* EXERCISE DESCRIPTION *
Report only the number of lines below in which the string "true" appears.

* MATERIAL SHOWN *
<<<<

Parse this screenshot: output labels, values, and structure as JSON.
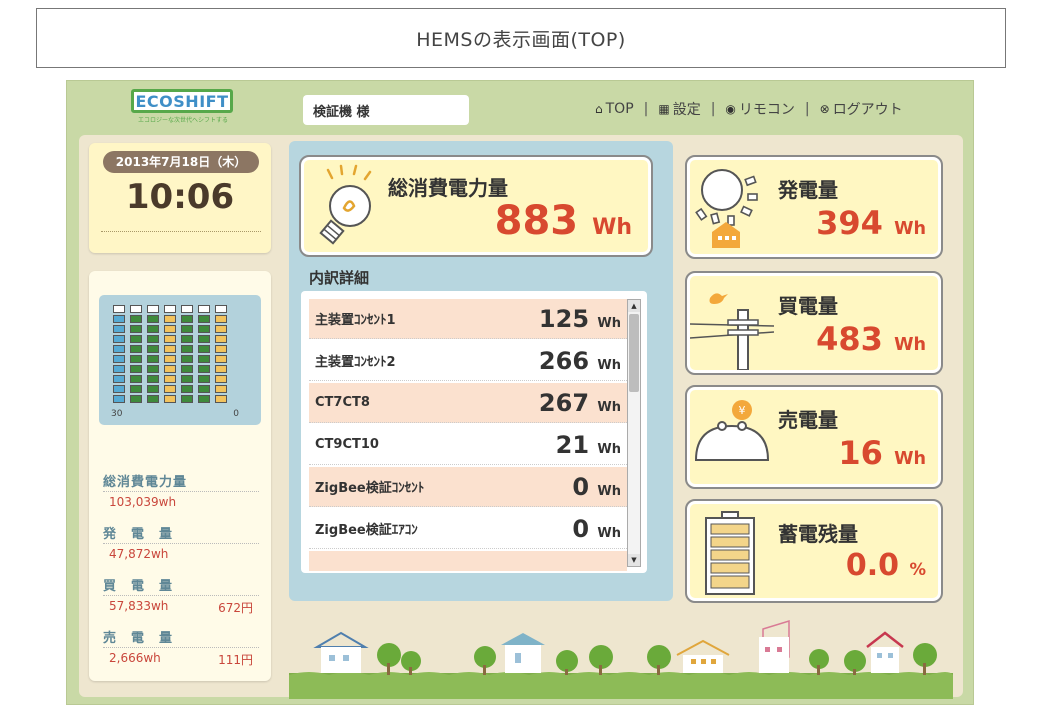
{
  "page_title": "HEMSの表示画面(TOP)",
  "header": {
    "logo_text": "ECOSHIFT",
    "logo_tagline": "エコロジーな次世代へシフトする",
    "user_name": "検証機 様",
    "nav": [
      {
        "label": "TOP",
        "icon": "home-icon"
      },
      {
        "label": "設定",
        "icon": "grid-icon"
      },
      {
        "label": "リモコン",
        "icon": "remote-icon"
      },
      {
        "label": "ログアウト",
        "icon": "close-circle-icon"
      }
    ]
  },
  "datetime": {
    "date": "2013年7月18日（木）",
    "time": "10:06"
  },
  "meter": {
    "label_left": "30",
    "label_right": "0",
    "columns": [
      "blue",
      "green",
      "green",
      "yellow",
      "green",
      "green",
      "yellow"
    ],
    "colors": {
      "blue": "#55aad3",
      "green": "#3f8a3c",
      "yellow": "#f2c35e",
      "empty": "#ffffff"
    }
  },
  "left_stats": [
    {
      "label": "総消費電力量",
      "value": "103,039wh",
      "yen": ""
    },
    {
      "label": "発　電　量",
      "value": "47,872wh",
      "yen": ""
    },
    {
      "label": "買　電　量",
      "value": "57,833wh",
      "yen": "672円"
    },
    {
      "label": "売　電　量",
      "value": "2,666wh",
      "yen": "111円"
    }
  ],
  "total": {
    "title": "総消費電力量",
    "value": "883",
    "unit": "Wh"
  },
  "breakdown": {
    "title": "内訳詳細",
    "rows": [
      {
        "name": "主装置ｺﾝｾﾝﾄ1",
        "value": "125",
        "unit": "Wh"
      },
      {
        "name": "主装置ｺﾝｾﾝﾄ2",
        "value": "266",
        "unit": "Wh"
      },
      {
        "name": "CT7CT8",
        "value": "267",
        "unit": "Wh"
      },
      {
        "name": "CT9CT10",
        "value": "21",
        "unit": "Wh"
      },
      {
        "name": "ZigBee検証ｺﾝｾﾝﾄ",
        "value": "0",
        "unit": "Wh"
      },
      {
        "name": "ZigBee検証ｴｱｺﾝ",
        "value": "0",
        "unit": "Wh"
      }
    ]
  },
  "right_cards": [
    {
      "title": "発電量",
      "value": "394",
      "unit": "Wh",
      "icon": "sun-house-icon"
    },
    {
      "title": "買電量",
      "value": "483",
      "unit": "Wh",
      "icon": "power-pole-bird-icon"
    },
    {
      "title": "売電量",
      "value": "16",
      "unit": "Wh",
      "icon": "coin-purse-icon"
    },
    {
      "title": "蓄電残量",
      "value": "0.0",
      "unit": "%",
      "icon": "battery-icon"
    }
  ],
  "colors": {
    "accent_red": "#d8492f",
    "frame_green": "#c9d9a6",
    "panel_blue": "#b7d6df",
    "card_yellow": "#fff7c2",
    "row_pink": "#fbe1cf"
  }
}
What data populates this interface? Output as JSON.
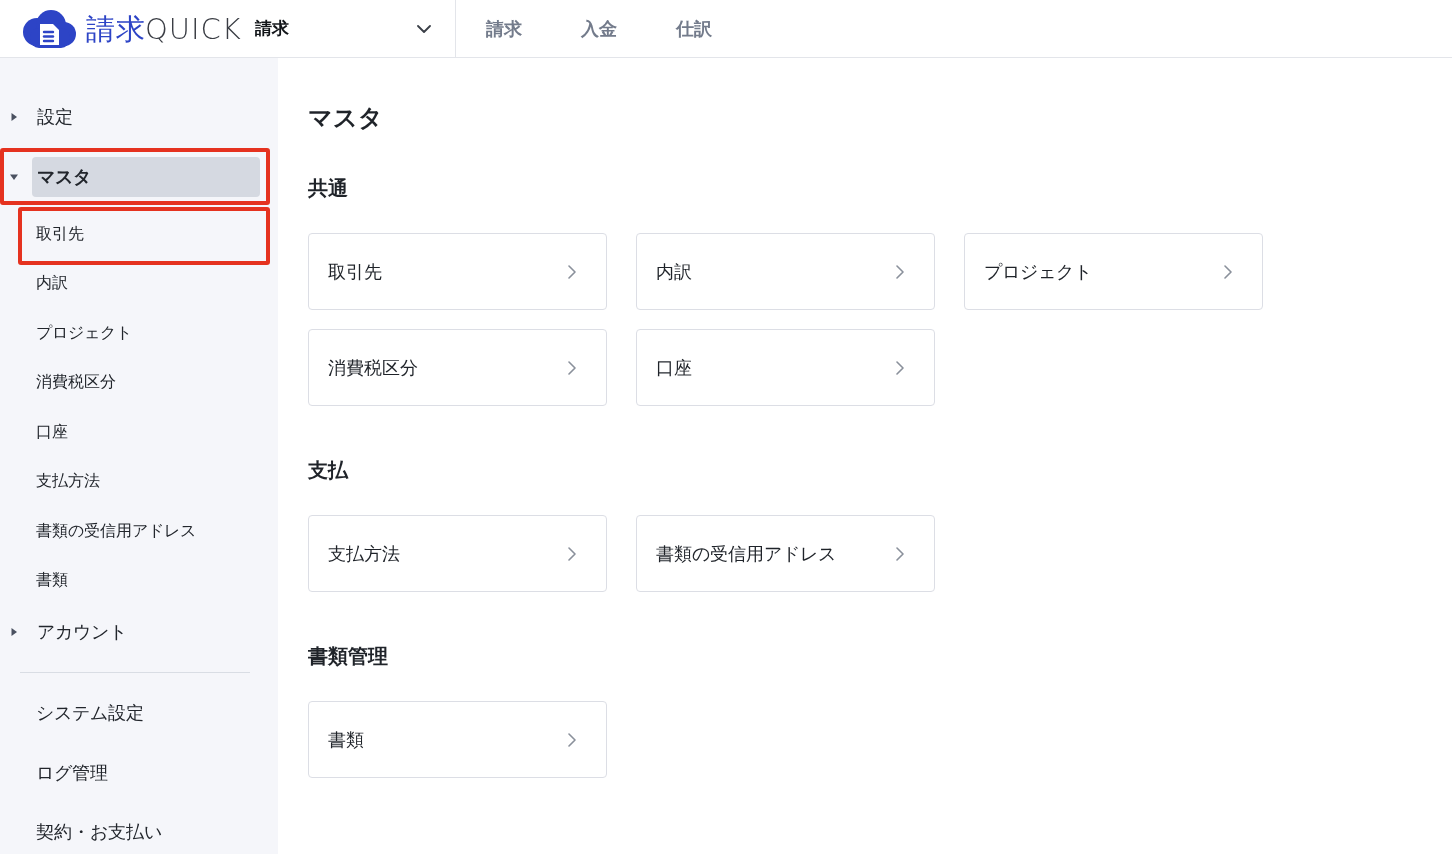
{
  "header": {
    "logo": {
      "kanji": "請求",
      "latin": "QUICK"
    },
    "product_switcher": {
      "label": "請求"
    },
    "nav_tabs": [
      {
        "label": "請求",
        "selected": false
      },
      {
        "label": "入金",
        "selected": false
      },
      {
        "label": "仕訳",
        "selected": false
      }
    ]
  },
  "sidebar": {
    "groups": [
      {
        "label": "設定",
        "expanded": false,
        "selected": false,
        "highlighted": false
      },
      {
        "label": "マスタ",
        "expanded": true,
        "selected": true,
        "highlighted": true,
        "children": [
          {
            "label": "取引先",
            "selected": false,
            "highlighted": true
          },
          {
            "label": "内訳",
            "selected": false,
            "highlighted": false
          },
          {
            "label": "プロジェクト",
            "selected": false,
            "highlighted": false
          },
          {
            "label": "消費税区分",
            "selected": false,
            "highlighted": false
          },
          {
            "label": "口座",
            "selected": false,
            "highlighted": false
          },
          {
            "label": "支払方法",
            "selected": false,
            "highlighted": false
          },
          {
            "label": "書類の受信用アドレス",
            "selected": false,
            "highlighted": false
          },
          {
            "label": "書類",
            "selected": false,
            "highlighted": false
          }
        ]
      },
      {
        "label": "アカウント",
        "expanded": false,
        "selected": false,
        "highlighted": false
      }
    ],
    "links": [
      "システム設定",
      "ログ管理",
      "契約・お支払い"
    ]
  },
  "main": {
    "title": "マスタ",
    "sections": [
      {
        "heading": "共通",
        "cards": [
          "取引先",
          "内訳",
          "プロジェクト",
          "消費税区分",
          "口座"
        ]
      },
      {
        "heading": "支払",
        "cards": [
          "支払方法",
          "書類の受信用アドレス"
        ]
      },
      {
        "heading": "書類管理",
        "cards": [
          "書類"
        ]
      }
    ]
  }
}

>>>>

* OUTPUT BELOW *
4